=== Section Start ===

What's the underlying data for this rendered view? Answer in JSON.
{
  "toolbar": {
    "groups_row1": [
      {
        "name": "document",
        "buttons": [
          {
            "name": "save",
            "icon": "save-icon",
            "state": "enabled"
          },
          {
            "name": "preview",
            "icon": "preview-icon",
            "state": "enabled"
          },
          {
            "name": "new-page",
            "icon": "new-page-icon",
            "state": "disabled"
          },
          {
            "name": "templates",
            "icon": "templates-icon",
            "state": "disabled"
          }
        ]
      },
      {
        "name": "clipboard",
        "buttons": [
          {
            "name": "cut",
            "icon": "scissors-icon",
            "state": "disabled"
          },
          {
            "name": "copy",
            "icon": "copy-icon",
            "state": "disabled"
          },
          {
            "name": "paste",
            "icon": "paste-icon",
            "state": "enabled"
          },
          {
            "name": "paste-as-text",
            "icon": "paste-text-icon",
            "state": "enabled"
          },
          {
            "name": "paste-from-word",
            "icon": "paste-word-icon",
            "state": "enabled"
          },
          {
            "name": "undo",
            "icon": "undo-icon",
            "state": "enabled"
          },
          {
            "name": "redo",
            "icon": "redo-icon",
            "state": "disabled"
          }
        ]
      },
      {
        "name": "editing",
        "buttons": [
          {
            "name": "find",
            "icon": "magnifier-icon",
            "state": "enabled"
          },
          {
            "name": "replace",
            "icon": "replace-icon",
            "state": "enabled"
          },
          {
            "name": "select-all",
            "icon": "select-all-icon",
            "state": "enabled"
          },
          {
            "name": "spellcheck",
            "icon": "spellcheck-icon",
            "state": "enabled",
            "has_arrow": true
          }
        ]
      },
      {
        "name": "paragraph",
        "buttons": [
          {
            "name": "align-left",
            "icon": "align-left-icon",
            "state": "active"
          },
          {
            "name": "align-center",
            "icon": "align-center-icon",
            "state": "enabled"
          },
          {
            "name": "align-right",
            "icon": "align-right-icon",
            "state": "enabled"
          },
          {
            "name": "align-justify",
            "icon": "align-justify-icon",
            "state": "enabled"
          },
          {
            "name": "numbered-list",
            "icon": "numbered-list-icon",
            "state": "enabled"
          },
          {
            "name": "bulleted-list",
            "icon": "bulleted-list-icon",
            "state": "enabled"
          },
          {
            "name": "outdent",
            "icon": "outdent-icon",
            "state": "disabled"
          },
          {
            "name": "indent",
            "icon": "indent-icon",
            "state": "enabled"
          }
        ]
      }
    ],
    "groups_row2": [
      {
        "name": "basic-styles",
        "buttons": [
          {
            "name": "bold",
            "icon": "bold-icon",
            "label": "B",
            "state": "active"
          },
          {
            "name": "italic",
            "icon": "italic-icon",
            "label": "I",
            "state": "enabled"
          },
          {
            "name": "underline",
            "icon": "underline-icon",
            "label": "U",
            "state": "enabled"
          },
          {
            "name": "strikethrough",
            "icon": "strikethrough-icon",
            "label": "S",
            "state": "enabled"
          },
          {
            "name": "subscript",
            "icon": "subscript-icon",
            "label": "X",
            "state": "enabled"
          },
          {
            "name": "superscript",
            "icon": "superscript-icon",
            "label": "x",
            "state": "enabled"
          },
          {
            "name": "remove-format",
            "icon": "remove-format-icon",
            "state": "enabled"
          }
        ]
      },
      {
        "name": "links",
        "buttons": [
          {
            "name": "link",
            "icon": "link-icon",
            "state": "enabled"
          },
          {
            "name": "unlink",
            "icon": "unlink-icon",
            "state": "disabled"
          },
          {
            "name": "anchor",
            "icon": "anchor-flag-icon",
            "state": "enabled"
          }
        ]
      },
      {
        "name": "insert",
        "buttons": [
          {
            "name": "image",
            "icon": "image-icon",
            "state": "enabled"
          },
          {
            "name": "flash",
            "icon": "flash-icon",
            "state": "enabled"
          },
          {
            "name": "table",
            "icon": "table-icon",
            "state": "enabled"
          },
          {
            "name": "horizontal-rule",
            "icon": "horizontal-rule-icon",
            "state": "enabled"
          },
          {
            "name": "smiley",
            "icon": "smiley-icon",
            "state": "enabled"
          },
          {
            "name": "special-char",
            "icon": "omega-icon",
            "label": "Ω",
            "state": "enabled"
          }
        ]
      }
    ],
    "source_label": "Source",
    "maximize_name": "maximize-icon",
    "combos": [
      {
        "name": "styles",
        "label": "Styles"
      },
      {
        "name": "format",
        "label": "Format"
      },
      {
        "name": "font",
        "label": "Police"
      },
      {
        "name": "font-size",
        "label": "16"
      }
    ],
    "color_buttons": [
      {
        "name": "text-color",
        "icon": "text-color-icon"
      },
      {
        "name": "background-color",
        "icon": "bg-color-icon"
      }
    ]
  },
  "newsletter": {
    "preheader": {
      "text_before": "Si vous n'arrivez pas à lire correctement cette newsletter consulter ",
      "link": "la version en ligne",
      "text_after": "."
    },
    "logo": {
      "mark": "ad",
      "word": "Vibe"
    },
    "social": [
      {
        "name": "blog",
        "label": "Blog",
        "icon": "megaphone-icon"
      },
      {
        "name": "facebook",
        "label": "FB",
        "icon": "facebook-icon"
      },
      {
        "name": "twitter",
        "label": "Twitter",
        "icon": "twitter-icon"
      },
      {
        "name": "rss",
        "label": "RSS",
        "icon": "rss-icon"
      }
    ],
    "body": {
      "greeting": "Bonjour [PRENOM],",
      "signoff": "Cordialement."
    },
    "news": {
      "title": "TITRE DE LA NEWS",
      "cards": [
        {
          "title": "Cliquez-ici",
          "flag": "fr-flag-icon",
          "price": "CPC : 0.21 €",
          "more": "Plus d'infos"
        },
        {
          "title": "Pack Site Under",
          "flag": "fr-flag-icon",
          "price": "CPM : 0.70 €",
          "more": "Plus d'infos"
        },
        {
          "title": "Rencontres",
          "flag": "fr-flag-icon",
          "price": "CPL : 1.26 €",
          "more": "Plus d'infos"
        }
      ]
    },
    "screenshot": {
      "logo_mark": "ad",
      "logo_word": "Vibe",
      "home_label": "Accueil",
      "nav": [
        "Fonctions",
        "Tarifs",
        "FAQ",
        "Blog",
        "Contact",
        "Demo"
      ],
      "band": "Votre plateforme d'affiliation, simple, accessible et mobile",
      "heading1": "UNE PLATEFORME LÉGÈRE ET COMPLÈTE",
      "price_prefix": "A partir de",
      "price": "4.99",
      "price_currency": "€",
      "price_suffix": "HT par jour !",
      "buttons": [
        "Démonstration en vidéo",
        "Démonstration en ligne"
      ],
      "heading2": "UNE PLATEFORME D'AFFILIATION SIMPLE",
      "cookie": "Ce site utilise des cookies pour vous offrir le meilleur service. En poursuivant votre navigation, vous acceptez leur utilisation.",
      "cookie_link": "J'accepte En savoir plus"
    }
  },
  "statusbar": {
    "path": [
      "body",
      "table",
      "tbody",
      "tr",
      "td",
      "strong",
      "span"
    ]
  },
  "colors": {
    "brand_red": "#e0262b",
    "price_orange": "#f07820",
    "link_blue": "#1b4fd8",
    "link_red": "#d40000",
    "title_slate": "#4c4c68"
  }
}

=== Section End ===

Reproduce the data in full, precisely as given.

What's the underlying data for this rendered view? Answer in JSON.
{
  "toolbar": {
    "groups_row1": [
      {
        "name": "document",
        "buttons": [
          {
            "name": "save",
            "icon": "save-icon",
            "state": "enabled"
          },
          {
            "name": "preview",
            "icon": "preview-icon",
            "state": "enabled"
          },
          {
            "name": "new-page",
            "icon": "new-page-icon",
            "state": "disabled"
          },
          {
            "name": "templates",
            "icon": "templates-icon",
            "state": "disabled"
          }
        ]
      },
      {
        "name": "clipboard",
        "buttons": [
          {
            "name": "cut",
            "icon": "scissors-icon",
            "state": "disabled"
          },
          {
            "name": "copy",
            "icon": "copy-icon",
            "state": "disabled"
          },
          {
            "name": "paste",
            "icon": "paste-icon",
            "state": "enabled"
          },
          {
            "name": "paste-as-text",
            "icon": "paste-text-icon",
            "state": "enabled"
          },
          {
            "name": "paste-from-word",
            "icon": "paste-word-icon",
            "state": "enabled"
          },
          {
            "name": "undo",
            "icon": "undo-icon",
            "state": "enabled"
          },
          {
            "name": "redo",
            "icon": "redo-icon",
            "state": "disabled"
          }
        ]
      },
      {
        "name": "editing",
        "buttons": [
          {
            "name": "find",
            "icon": "magnifier-icon",
            "state": "enabled"
          },
          {
            "name": "replace",
            "icon": "replace-icon",
            "state": "enabled"
          },
          {
            "name": "select-all",
            "icon": "select-all-icon",
            "state": "enabled"
          },
          {
            "name": "spellcheck",
            "icon": "spellcheck-icon",
            "state": "enabled",
            "has_arrow": true
          }
        ]
      },
      {
        "name": "paragraph",
        "buttons": [
          {
            "name": "align-left",
            "icon": "align-left-icon",
            "state": "active"
          },
          {
            "name": "align-center",
            "icon": "align-center-icon",
            "state": "enabled"
          },
          {
            "name": "align-right",
            "icon": "align-right-icon",
            "state": "enabled"
          },
          {
            "name": "align-justify",
            "icon": "align-justify-icon",
            "state": "enabled"
          },
          {
            "name": "numbered-list",
            "icon": "numbered-list-icon",
            "state": "enabled"
          },
          {
            "name": "bulleted-list",
            "icon": "bulleted-list-icon",
            "state": "enabled"
          },
          {
            "name": "outdent",
            "icon": "outdent-icon",
            "state": "disabled"
          },
          {
            "name": "indent",
            "icon": "indent-icon",
            "state": "enabled"
          }
        ]
      }
    ],
    "groups_row2": [
      {
        "name": "basic-styles",
        "buttons": [
          {
            "name": "bold",
            "icon": "bold-icon",
            "label": "B",
            "state": "active"
          },
          {
            "name": "italic",
            "icon": "italic-icon",
            "label": "I",
            "state": "enabled"
          },
          {
            "name": "underline",
            "icon": "underline-icon",
            "label": "U",
            "state": "enabled"
          },
          {
            "name": "strikethrough",
            "icon": "strikethrough-icon",
            "label": "S",
            "state": "enabled"
          },
          {
            "name": "subscript",
            "icon": "subscript-icon",
            "label": "X",
            "state": "enabled"
          },
          {
            "name": "superscript",
            "icon": "superscript-icon",
            "label": "x",
            "state": "enabled"
          },
          {
            "name": "remove-format",
            "icon": "remove-format-icon",
            "state": "enabled"
          }
        ]
      },
      {
        "name": "links",
        "buttons": [
          {
            "name": "link",
            "icon": "link-icon",
            "state": "enabled"
          },
          {
            "name": "unlink",
            "icon": "unlink-icon",
            "state": "disabled"
          },
          {
            "name": "anchor",
            "icon": "anchor-flag-icon",
            "state": "enabled"
          }
        ]
      },
      {
        "name": "insert",
        "buttons": [
          {
            "name": "image",
            "icon": "image-icon",
            "state": "enabled"
          },
          {
            "name": "flash",
            "icon": "flash-icon",
            "state": "enabled"
          },
          {
            "name": "table",
            "icon": "table-icon",
            "state": "enabled"
          },
          {
            "name": "horizontal-rule",
            "icon": "horizontal-rule-icon",
            "state": "enabled"
          },
          {
            "name": "smiley",
            "icon": "smiley-icon",
            "state": "enabled"
          },
          {
            "name": "special-char",
            "icon": "omega-icon",
            "label": "Ω",
            "state": "enabled"
          }
        ]
      }
    ],
    "source_label": "Source",
    "maximize_name": "maximize-icon",
    "combos": [
      {
        "name": "styles",
        "label": "Styles"
      },
      {
        "name": "format",
        "label": "Format"
      },
      {
        "name": "font",
        "label": "Police"
      },
      {
        "name": "font-size",
        "label": "16"
      }
    ],
    "color_buttons": [
      {
        "name": "text-color",
        "icon": "text-color-icon"
      },
      {
        "name": "background-color",
        "icon": "bg-color-icon"
      }
    ]
  },
  "newsletter": {
    "preheader": {
      "text_before": "Si vous n'arrivez pas à lire correctement cette newsletter consulter ",
      "link": "la version en ligne",
      "text_after": "."
    },
    "logo": {
      "mark": "ad",
      "word": "Vibe"
    },
    "social": [
      {
        "name": "blog",
        "label": "Blog",
        "icon": "megaphone-icon"
      },
      {
        "name": "facebook",
        "label": "FB",
        "icon": "facebook-icon"
      },
      {
        "name": "twitter",
        "label": "Twitter",
        "icon": "twitter-icon"
      },
      {
        "name": "rss",
        "label": "RSS",
        "icon": "rss-icon"
      }
    ],
    "body": {
      "greeting": "Bonjour [PRENOM],",
      "signoff": "Cordialement."
    },
    "news": {
      "title": "TITRE DE LA NEWS",
      "cards": [
        {
          "title": "Cliquez-ici",
          "flag": "fr-flag-icon",
          "price": "CPC : 0.21 €",
          "more": "Plus d'infos"
        },
        {
          "title": "Pack Site Under",
          "flag": "fr-flag-icon",
          "price": "CPM : 0.70 €",
          "more": "Plus d'infos"
        },
        {
          "title": "Rencontres",
          "flag": "fr-flag-icon",
          "price": "CPL : 1.26 €",
          "more": "Plus d'infos"
        }
      ]
    },
    "screenshot": {
      "logo_mark": "ad",
      "logo_word": "Vibe",
      "home_label": "Accueil",
      "nav": [
        "Fonctions",
        "Tarifs",
        "FAQ",
        "Blog",
        "Contact",
        "Demo"
      ],
      "band": "Votre plateforme d'affiliation, simple, accessible et mobile",
      "heading1": "UNE PLATEFORME LÉGÈRE ET COMPLÈTE",
      "price_prefix": "A partir de",
      "price": "4.99",
      "price_currency": "€",
      "price_suffix": "HT par jour !",
      "buttons": [
        "Démonstration en vidéo",
        "Démonstration en ligne"
      ],
      "heading2": "UNE PLATEFORME D'AFFILIATION SIMPLE",
      "cookie": "Ce site utilise des cookies pour vous offrir le meilleur service. En poursuivant votre navigation, vous acceptez leur utilisation.",
      "cookie_link": "J'accepte En savoir plus"
    }
  },
  "statusbar": {
    "path": [
      "body",
      "table",
      "tbody",
      "tr",
      "td",
      "strong",
      "span"
    ]
  },
  "colors": {
    "brand_red": "#e0262b",
    "price_orange": "#f07820",
    "link_blue": "#1b4fd8",
    "link_red": "#d40000",
    "title_slate": "#4c4c68"
  }
}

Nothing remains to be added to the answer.